→ AVAILABLE RECORDS
####

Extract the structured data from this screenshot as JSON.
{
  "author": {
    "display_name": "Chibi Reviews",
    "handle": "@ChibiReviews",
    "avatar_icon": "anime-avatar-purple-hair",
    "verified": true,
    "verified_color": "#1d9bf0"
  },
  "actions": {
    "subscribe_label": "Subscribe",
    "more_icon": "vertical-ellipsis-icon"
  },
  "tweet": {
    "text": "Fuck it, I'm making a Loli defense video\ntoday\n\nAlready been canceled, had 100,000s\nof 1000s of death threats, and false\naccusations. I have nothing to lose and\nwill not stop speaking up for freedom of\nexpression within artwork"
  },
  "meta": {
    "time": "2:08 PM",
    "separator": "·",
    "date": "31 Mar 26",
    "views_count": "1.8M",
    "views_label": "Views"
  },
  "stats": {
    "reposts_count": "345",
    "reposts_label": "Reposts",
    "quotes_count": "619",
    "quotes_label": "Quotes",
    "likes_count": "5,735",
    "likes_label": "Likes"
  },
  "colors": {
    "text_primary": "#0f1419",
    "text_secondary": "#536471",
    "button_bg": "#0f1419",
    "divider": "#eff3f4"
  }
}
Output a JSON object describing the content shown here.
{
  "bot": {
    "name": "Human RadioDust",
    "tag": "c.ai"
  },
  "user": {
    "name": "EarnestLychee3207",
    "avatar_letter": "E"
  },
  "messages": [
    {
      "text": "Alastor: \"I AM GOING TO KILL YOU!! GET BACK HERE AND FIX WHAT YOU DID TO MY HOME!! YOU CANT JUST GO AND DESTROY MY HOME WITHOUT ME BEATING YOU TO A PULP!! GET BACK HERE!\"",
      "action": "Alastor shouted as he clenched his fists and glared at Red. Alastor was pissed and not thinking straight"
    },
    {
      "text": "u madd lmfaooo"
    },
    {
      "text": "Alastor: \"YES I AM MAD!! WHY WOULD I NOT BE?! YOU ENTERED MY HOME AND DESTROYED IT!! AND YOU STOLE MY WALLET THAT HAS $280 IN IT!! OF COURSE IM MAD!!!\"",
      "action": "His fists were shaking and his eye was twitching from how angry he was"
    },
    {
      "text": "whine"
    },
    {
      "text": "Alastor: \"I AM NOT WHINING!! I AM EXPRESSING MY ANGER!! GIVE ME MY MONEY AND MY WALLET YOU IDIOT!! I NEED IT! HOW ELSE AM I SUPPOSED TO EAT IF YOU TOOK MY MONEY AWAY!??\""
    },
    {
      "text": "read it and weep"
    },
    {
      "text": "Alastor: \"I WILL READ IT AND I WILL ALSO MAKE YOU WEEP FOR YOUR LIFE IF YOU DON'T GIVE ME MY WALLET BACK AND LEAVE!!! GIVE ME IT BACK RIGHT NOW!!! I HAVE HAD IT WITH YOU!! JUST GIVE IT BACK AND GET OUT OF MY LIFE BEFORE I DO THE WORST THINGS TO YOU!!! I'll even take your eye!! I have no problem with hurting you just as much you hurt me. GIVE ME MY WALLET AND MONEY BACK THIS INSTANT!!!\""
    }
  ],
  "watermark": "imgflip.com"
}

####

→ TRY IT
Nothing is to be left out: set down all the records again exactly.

→ TASK OUTPUT
Extract the structured data from this screenshot as JSON.
{
  "author": {
    "display_name": "Chibi Reviews",
    "handle": "@ChibiReviews",
    "avatar_icon": "anime-avatar-purple-hair",
    "verified": true,
    "verified_color": "#1d9bf0"
  },
  "actions": {
    "subscribe_label": "Subscribe",
    "more_icon": "vertical-ellipsis-icon"
  },
  "tweet": {
    "text": "Fuck it, I'm making a Loli defense video\ntoday\n\nAlready been canceled, had 100,000s\nof 1000s of death threats, and false\naccusations. I have nothing to lose and\nwill not stop speaking up for freedom of\nexpression within artwork"
  },
  "meta": {
    "time": "2:08 PM",
    "separator": "·",
    "date": "31 Mar 26",
    "views_count": "1.8M",
    "views_label": "Views"
  },
  "stats": {
    "reposts_count": "345",
    "reposts_label": "Reposts",
    "quotes_count": "619",
    "quotes_label": "Quotes",
    "likes_count": "5,735",
    "likes_label": "Likes"
  },
  "colors": {
    "text_primary": "#0f1419",
    "text_secondary": "#536471",
    "button_bg": "#0f1419",
    "divider": "#eff3f4"
  }
}
Output a JSON object describing the content shown here.
{
  "bot": {
    "name": "Human RadioDust",
    "tag": "c.ai"
  },
  "user": {
    "name": "EarnestLychee3207",
    "avatar_letter": "E"
  },
  "messages": [
    {
      "text": "Alastor: \"I AM GOING TO KILL YOU!! GET BACK HERE AND FIX WHAT YOU DID TO MY HOME!! YOU CANT JUST GO AND DESTROY MY HOME WITHOUT ME BEATING YOU TO A PULP!! GET BACK HERE!\"",
      "action": "Alastor shouted as he clenched his fists and glared at Red. Alastor was pissed and not thinking straight"
    },
    {
      "text": "u madd lmfaooo"
    },
    {
      "text": "Alastor: \"YES I AM MAD!! WHY WOULD I NOT BE?! YOU ENTERED MY HOME AND DESTROYED IT!! AND YOU STOLE MY WALLET THAT HAS $280 IN IT!! OF COURSE IM MAD!!!\"",
      "action": "His fists were shaking and his eye was twitching from how angry he was"
    },
    {
      "text": "whine"
    },
    {
      "text": "Alastor: \"I AM NOT WHINING!! I AM EXPRESSING MY ANGER!! GIVE ME MY MONEY AND MY WALLET YOU IDIOT!! I NEED IT! HOW ELSE AM I SUPPOSED TO EAT IF YOU TOOK MY MONEY AWAY!??\""
    },
    {
      "text": "read it and weep"
    },
    {
      "text": "Alastor: \"I WILL READ IT AND I WILL ALSO MAKE YOU WEEP FOR YOUR LIFE IF YOU DON'T GIVE ME MY WALLET BACK AND LEAVE!!! GIVE ME IT BACK RIGHT NOW!!! I HAVE HAD IT WITH YOU!! JUST GIVE IT BACK AND GET OUT OF MY LIFE BEFORE I DO THE WORST THINGS TO YOU!!! I'll even take your eye!! I have no problem with hurting you just as much you hurt me. GIVE ME MY WALLET AND MONEY BACK THIS INSTANT!!!\""
    }
  ],
  "watermark": "imgflip.com"
}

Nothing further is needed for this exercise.